Title: Murph: The Protector
Director: Scott Mactavish
A moving chronicle of some of the traits that should be more widely venerated in a media and pop cultural landscape too driven by the elevation of the trivial, director Scott Mactavish’s documentary “Murph: The Protector” honors and celebrates the life of ex-Navy SEAL Lieutenant Michael Murphy, paying tribute to his personality, selflessness and service without succumbing to a less interesting, more knee-jerk wholesale lionization of the military. This is a tightly focused, deeply personal account of one man and soldier that, in rooting down into what made him so special to his friends and family, illuminates the best of American character.
Born in 1976 and raised in Patchogue, New York, Michael was a doting older brother to John, 10 years his junior, and the type of guy in high school who would lash out at bullies trying to stuff another kid into a school locker. When his uncle passed away and his female cousins came to live with his family, Michael gladly gave up his room to them. Later, at Penn State, he made fast friends with a wide variety of folks. As his time at college wrapped up, Michael ditched plans for a legal career, deciding he wanted to try to join the Navy SEALS. He succeeded, and would serve honorably for several years before his life was claimed in a firefight in Afghanistan on June 28, 2005, the result of a tip to Taliban forces on the supposedly secret insertion of a four-man reconnaissance squadron of which Michael was the leader. In 2007, he would be posthumously awarded the Congressional Medal of Honor, for his efforts to protect and save his men.

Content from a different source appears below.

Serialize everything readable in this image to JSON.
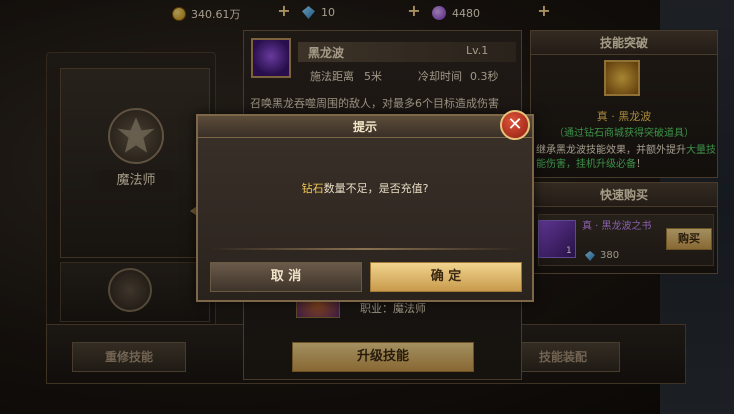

“Murph: The Protector” is built mostly around interviews with Murphy’s parents, Maureen and Dan, other family members and assorted friends, but also includes some parallel biographical stands from Hector Velez, the first recipient of a scholarship fund set up by Michael’s parents in his honor. Despite its somber ending, there are actually plenty of light moments along the way, like Michael’s friends recalling their shared childhoods and Maureen recounting Michael’s story to her about having to punch a hyena in the face during a late night run while on assignment in Africa.

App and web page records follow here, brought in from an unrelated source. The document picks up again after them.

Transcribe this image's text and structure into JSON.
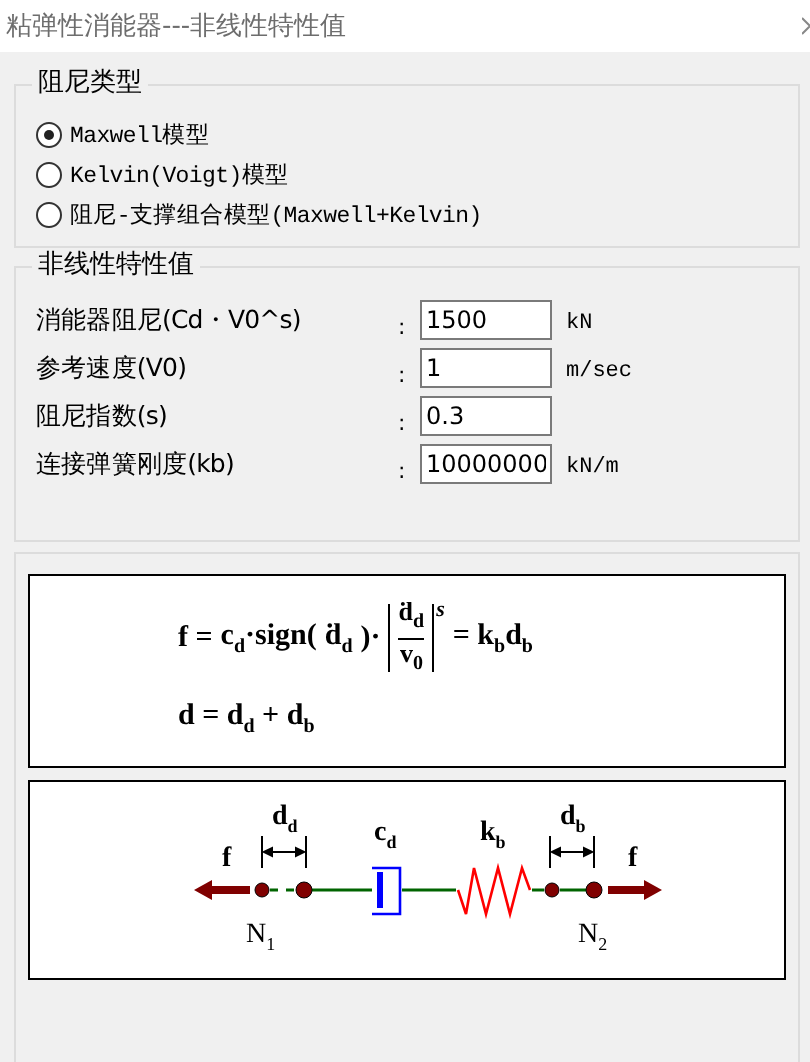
{
  "window": {
    "title": "粘弹性消能器---非线性特性值"
  },
  "damping_group": {
    "title": "阻尼类型",
    "options": [
      {
        "label": "Maxwell模型",
        "selected": true
      },
      {
        "label": "Kelvin(Voigt)模型",
        "selected": false
      },
      {
        "label": "阻尼-支撑组合模型(Maxwell+Kelvin)",
        "selected": false
      }
    ]
  },
  "properties_group": {
    "title": "非线性特性值",
    "fields": [
      {
        "label": "消能器阻尼(Cd・V0^s)",
        "colon": ":",
        "value": "1500",
        "unit": "kN"
      },
      {
        "label": "参考速度(V0)",
        "colon": ":",
        "value": "1",
        "unit": "m/sec"
      },
      {
        "label": "阻尼指数(s)",
        "colon": ":",
        "value": "0.3"
      },
      {
        "label": "连接弹簧刚度(kb)",
        "colon": ":",
        "value": "10000000",
        "unit": "kN/m"
      }
    ]
  },
  "formula": {
    "equation_1": {
      "lhs": "f =",
      "factor": "c$_{d}$·sign(",
      "argument": "ḋ$_{d}$",
      "close": ")·",
      "numerator": "ḋ$_{d}$",
      "denominator": "v$_{0}$",
      "exponent": "s",
      "rhs": "= k$_{b}$d$_{b}$"
    },
    "equation_2": "d = d$_{d}$ + d$_{b}$"
  },
  "diagram": {
    "left_force": "f",
    "right_force": "f",
    "damper_displacement": "d$_{d}$",
    "damper_coefficient": "c$_{d}$",
    "spring_stiffness": "k$_{b}$",
    "spring_displacement": "d$_{b}$",
    "node_1": "N$_{1}$",
    "node_2": "N$_{2}$"
  }
}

Most moving, though, are the portions of the movie which detail the military’s outreach to Michael’s family when he was still officially missing, before they knew what had happened to him, as well as the return of his body to Dover Air Force Base and Michael’s eventual funeral, which highlights the special fellowship of different types of first responders. “Murph: The Protector” isn’t a particularly sexy or dazzling movie; it eschews macro politics and the moves and ambition of statement filmmaking. In its simple portraiture of true heartbreak, however, it reminds us of the terrible personal losses that as United States citizens we all share.
NOTE: For more information, visit www.MurphMovie.com.
Written by: Brent Simon